Feeling like a million miles away from home? Well-being at work of expatriates in the resources sector in Indonesia. By: Apriyanti, Harum; Hutchings, Kate; McPhail, Ruth. German Journal of Human Resource Management / Zeitschrift für Personalforschung. Dec2021

As the world of business becomes increasingly globalised, there is greater mobility of workers internationally. Prior research has found expatriates (and their families) experience work and cultural stressors when living and working in host countries, and the stressors may be greater when working in remote locations. This research explores perceptions of well-being a of expatriates at work in the resources sector, including how social capital impacts on the well-being of expatriates.
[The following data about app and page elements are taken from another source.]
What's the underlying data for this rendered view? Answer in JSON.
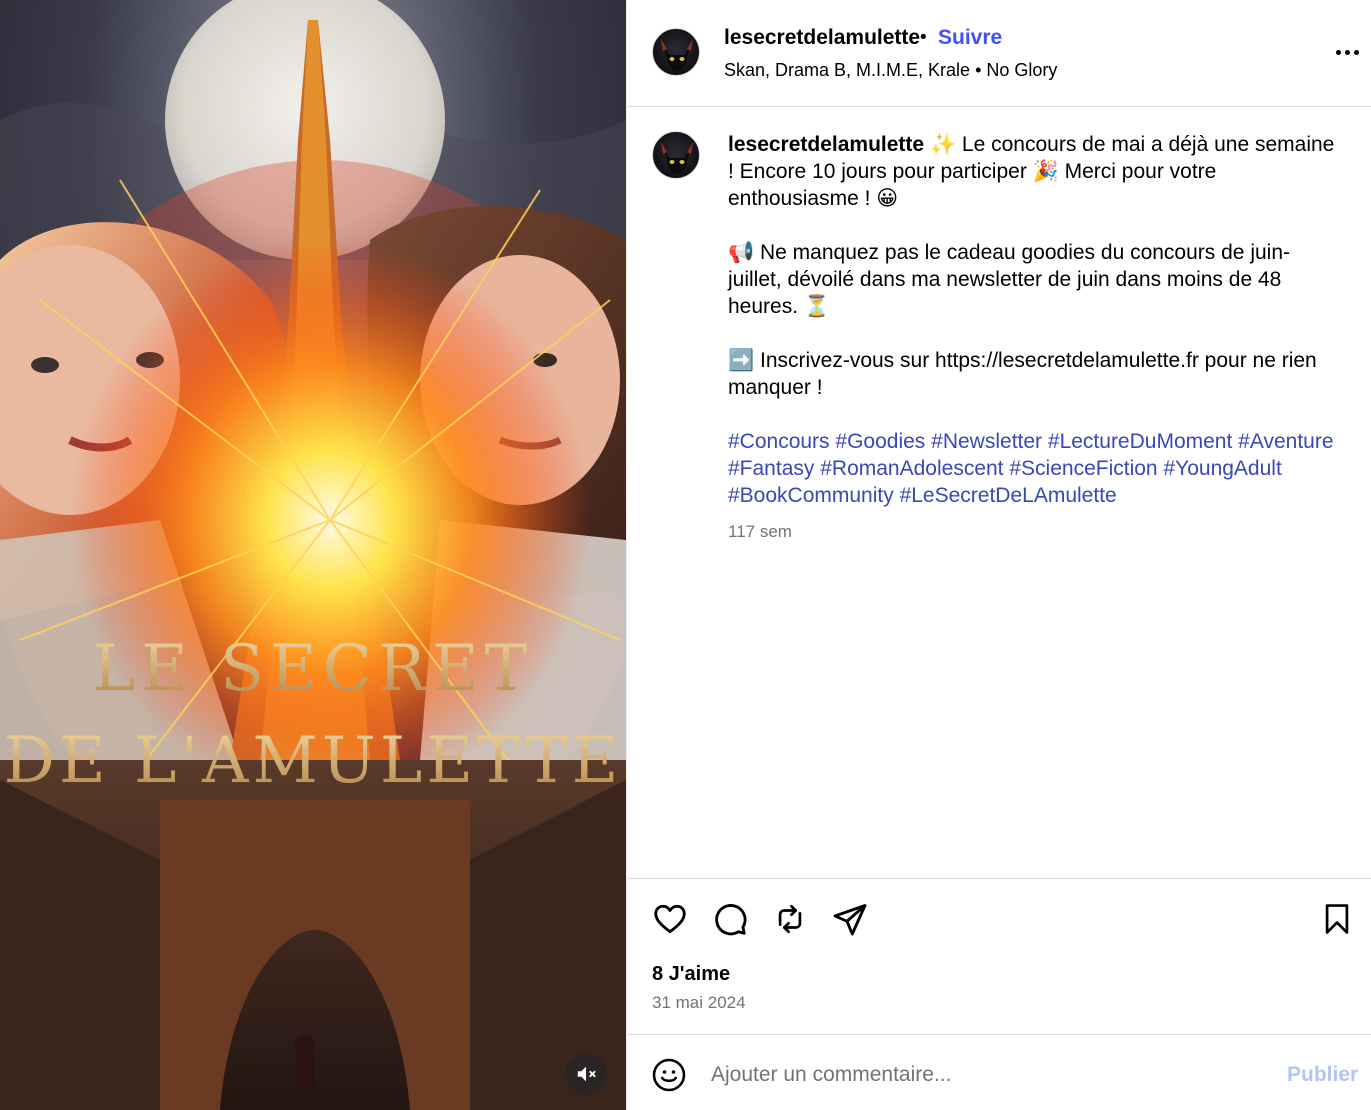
{
  "post": {
    "username": "lesecretdelamulette",
    "separator": "•",
    "follow_label": "Suivre",
    "audio_line": "Skan, Drama B, M.I.M.E, Krale • No Glory",
    "media": {
      "poster_title_line1": "LE SECRET",
      "poster_title_line2": "DE L'AMULETTE",
      "mute_icon": "speaker-muted-icon"
    }
  },
  "caption": {
    "username": "lesecretdelamulette",
    "lines": [
      "✨ Le concours de mai a déjà une semaine ! Encore 10 jours pour participer 🎉 Merci pour votre enthousiasme ! 😀",
      "📢 Ne manquez pas le cadeau goodies du concours de juin-juillet, dévoilé dans ma newsletter de juin dans moins de 48 heures. ⏳",
      "➡️ Inscrivez-vous sur https://lesecretdelamulette.fr pour ne rien manquer !"
    ],
    "hashtags": [
      "#Concours",
      "#Goodies",
      "#Newsletter",
      "#LectureDuMoment",
      "#Aventure",
      "#Fantasy",
      "#RomanAdolescent",
      "#ScienceFiction",
      "#YoungAdult",
      "#BookCommunity",
      "#LeSecretDeLAmulette"
    ],
    "age": "117 sem"
  },
  "actions": {
    "icons": [
      "heart-icon",
      "comment-icon",
      "repost-icon",
      "share-icon",
      "bookmark-icon"
    ],
    "likes": "8 J'aime",
    "date": "31 mai 2024"
  },
  "comment": {
    "placeholder": "Ajouter un commentaire...",
    "publish_label": "Publier"
  },
  "colors": {
    "link_blue": "#4150f7",
    "hashtag_blue": "#3848b8",
    "publish_disabled": "#b3c4f7",
    "muted_text": "#737373",
    "divider": "#dbdbdb"
  }
}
The research was undertaken in Indonesia and involved semi-structured in-depth interviews with 43 resources sector expatriates, 8 spouses and 7 human resource managers who provided their perceptions of the well-being of expatriates at work. The findings highlight nine aspects of well-being at work for expatriates in the resources sector in Indonesia, including: social aspect, safety/security, benefits and disadvantages, work aspects, job and other attitudes, eudaimonic aspect, work-life balance, affect and external influences. The findings particularly emphasise the importance of safety, work life balances and external (organisational) influences. The research contributes to expatriate, well-being and social capital literature by providing an understanding of well-being at work for expatriates working in non-standard (often remote) workplaces in the resources sector. While the research was undertaken in Indonesia and includes context-specific examples from this developing country, the conceptualisation of well-being at work has broader application for employees working in non-standard workplaces across many sectors and contexts.